HP's Touchpad sale has sparked an incredible turnaround for the once-dismissed tablet, but this momentum is unlikely to last.
The fire sale, which saw the price go from $399 to $99, comes only days after HP announced it was spinning off its PC business and cutting off production of all current webOS devices. That announcement, along with an acquisition of an infrastructure software company by the name of Autonomy, caused HP's stock to drop dramatically from $29.46 to $23.86 (20 percent), by the end of last Friday.
However, with the price cut of the Touchpad, HP's stock has shot up 0.85 cents per share, or 3.60 percent. After HP announced the sale, retailers such as Best Buy, Office Depot, Staples, and Wal-mart decided to partake in it as well.
Sales have been so impressive in the early stages. HP has announced it was out of inventory as did other retailers. Even on Amazon, which didn't cut the price of the tablet, the tablet was listed the number one best seller topping Amazon's own Kindle and the iPad.
Yet, even as the tablet continues to sell in great numbers, one should be weary of calling this the cure to HP's problems. Here are three reasons why the company will still struggle even with a hot-selling Touchpad.
Losing Money: According to an iSuppli teardown, the 16GB Touchpad cost to build $306.65 while the 32GB version cost $328.65. This means if the 16GB version sells for $99, HP is losing more than $200 on every Touchpad sold. There is a reason the tablet had such a high price.
Still A Mess: Here's a quote from Kevin Hunt, an analyst with Auriga who actually improved his rating on HP after the Touchpad sale, about the company. It perfectly describes the reality of its situation. We would not take this as an opinion that HP is a great company, or that we have any faith in the current management team. We don't think either of those is the case. HP is still a mess. Exactly. Hunt is essentially saying a bargain buy is a bargain for a reason.

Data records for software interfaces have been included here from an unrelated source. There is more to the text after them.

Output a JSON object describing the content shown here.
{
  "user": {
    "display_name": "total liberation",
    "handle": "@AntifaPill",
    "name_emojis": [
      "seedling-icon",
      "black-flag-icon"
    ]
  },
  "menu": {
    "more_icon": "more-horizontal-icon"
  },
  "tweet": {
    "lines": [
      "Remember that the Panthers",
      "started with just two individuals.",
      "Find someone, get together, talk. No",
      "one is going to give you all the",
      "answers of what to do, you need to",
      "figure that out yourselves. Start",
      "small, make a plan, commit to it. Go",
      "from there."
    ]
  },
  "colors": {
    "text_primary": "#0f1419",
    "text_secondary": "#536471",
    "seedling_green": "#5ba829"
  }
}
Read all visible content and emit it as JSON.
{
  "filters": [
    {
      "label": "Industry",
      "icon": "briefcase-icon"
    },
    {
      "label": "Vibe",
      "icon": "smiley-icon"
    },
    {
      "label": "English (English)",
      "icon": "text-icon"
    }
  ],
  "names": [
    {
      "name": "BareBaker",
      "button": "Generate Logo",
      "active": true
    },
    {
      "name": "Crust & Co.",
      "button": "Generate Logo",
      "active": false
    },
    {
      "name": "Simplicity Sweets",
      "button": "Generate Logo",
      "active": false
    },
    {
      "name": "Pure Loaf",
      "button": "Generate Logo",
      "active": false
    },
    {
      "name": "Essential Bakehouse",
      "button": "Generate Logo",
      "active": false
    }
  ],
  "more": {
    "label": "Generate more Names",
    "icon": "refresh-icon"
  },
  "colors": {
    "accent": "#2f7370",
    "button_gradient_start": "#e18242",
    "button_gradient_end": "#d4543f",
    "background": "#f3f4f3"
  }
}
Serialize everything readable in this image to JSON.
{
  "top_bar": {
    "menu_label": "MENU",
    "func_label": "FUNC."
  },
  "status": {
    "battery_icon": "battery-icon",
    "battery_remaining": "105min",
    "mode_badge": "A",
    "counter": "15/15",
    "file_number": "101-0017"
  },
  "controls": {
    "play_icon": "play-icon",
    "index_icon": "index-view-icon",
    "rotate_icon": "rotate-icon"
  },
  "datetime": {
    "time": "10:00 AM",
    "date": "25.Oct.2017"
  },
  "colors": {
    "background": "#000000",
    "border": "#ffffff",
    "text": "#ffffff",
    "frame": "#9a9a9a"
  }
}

Competitors: All HP's Touchpad sale has done is open the eyes of every non-iPad tablet competitor out there and given them an unmistakable message: cheap is better. As soon as other tablet manufacturers, particularly Amazon and those which use the Android OS, come out with a $100 tablet, HP's becomes irrelevant (especially since it will never get the update treatment).